In Shepherds’ Field
While attending Brigham Young University, I studied in Jerusalem with approximately 170 students during the fall of 1998. As the Christmas season approached, we began to focus our studies and field trips around the birth of the Savior.
It was cool and windy the evening that 40 of us pulled up to our last and most anticipated stop for the day. Tradition held that Shepherds’ Field, located just outside of Bethlehem, was the place where the ancient shepherds sat watching sheep on the night of the Savior’s birth, never anticipating what would soon be proclaimed to them.
The field was nothing like I had imagined. I saw a terraced hill with hardly any greenery. We walked down a rocky path, and each of us found a quiet place to sit and write in our journals. I finally found a large rock to sit on. It was cold, uncomfortable, and surrounded by thorns.
When we were told we would be able to see the local shepherds and their sheep, I wasn’t prepared to see children in rags. But even though they were dressed in worn, secondhand clothing, their eyes were bright. Open-palmed, they approached our group’s chaperone. After asking the children their names, she gave each one a few shekels. One of the children carried a newborn lamb. He approached me and offered to let me hold it.
As I took the warm baby lamb in my arms, I began to see the situation differently.
The Savior knew about the life of a shepherd. He knew about the cold nights, rocky trails, and danger of thieves and predators. He knew shepherds sometimes held the baby lambs in their arms, standing watch while waiting for the darkness to pass.
While the Wise Men were able to bring the Christ child gifts of gold, frankincense, and myrrh, the shepherds could offer little in the way of material gifts. Their sacrifice was simply in coming to offer humble hearts and joyful spirits in partaking in the celebration of their infant Lord.
The Savior has brought the gift of joy to our cold and dreary world. He has promised to stand watch through the long, dark night, despite the terrors and hardships this life can bring. He knows us, His sheep. He is our Shepherd.

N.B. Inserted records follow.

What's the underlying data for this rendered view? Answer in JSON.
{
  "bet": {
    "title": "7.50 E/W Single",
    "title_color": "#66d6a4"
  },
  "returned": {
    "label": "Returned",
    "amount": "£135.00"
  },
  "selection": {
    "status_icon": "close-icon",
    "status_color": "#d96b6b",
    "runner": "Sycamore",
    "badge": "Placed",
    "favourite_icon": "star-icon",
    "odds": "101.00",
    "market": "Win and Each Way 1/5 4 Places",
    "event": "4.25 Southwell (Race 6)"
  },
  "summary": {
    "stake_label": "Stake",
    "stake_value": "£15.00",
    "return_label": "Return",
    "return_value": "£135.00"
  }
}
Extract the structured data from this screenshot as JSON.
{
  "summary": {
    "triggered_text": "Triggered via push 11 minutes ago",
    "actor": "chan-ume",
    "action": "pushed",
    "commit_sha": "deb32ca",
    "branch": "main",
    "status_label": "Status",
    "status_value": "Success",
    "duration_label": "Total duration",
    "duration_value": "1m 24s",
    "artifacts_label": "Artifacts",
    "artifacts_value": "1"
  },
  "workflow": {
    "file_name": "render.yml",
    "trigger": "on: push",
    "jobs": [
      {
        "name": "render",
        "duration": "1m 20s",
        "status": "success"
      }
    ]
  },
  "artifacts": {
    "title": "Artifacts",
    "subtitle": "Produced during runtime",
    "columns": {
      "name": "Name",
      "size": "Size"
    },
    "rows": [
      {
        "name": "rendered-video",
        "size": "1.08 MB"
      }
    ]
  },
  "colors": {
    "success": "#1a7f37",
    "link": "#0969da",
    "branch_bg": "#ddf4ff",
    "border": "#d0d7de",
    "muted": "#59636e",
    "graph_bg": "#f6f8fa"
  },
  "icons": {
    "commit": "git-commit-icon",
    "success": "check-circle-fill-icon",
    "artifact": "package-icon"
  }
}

That night, for the first time, I began to understand the promise in the gift of our Savior.
They Came with Haste
“Did these shepherds, personally invited to undertake a search for the babe wrapped in swaddling clothes and lying in a manger, concern themselves with the security of their possessions? Did they procrastinate their search for Christ? The record affirms that the shepherds said to one another, “Let us now go even unto Bethlehem. … And they came with haste” (Luke 2:15–16; emphasis added).
President Thomas S. Monson, “In Search of the Christmas Spirit,” Ensign, Dec. 1987, 5.
Illustrations by Dixon Leavitt; photographs by John Luke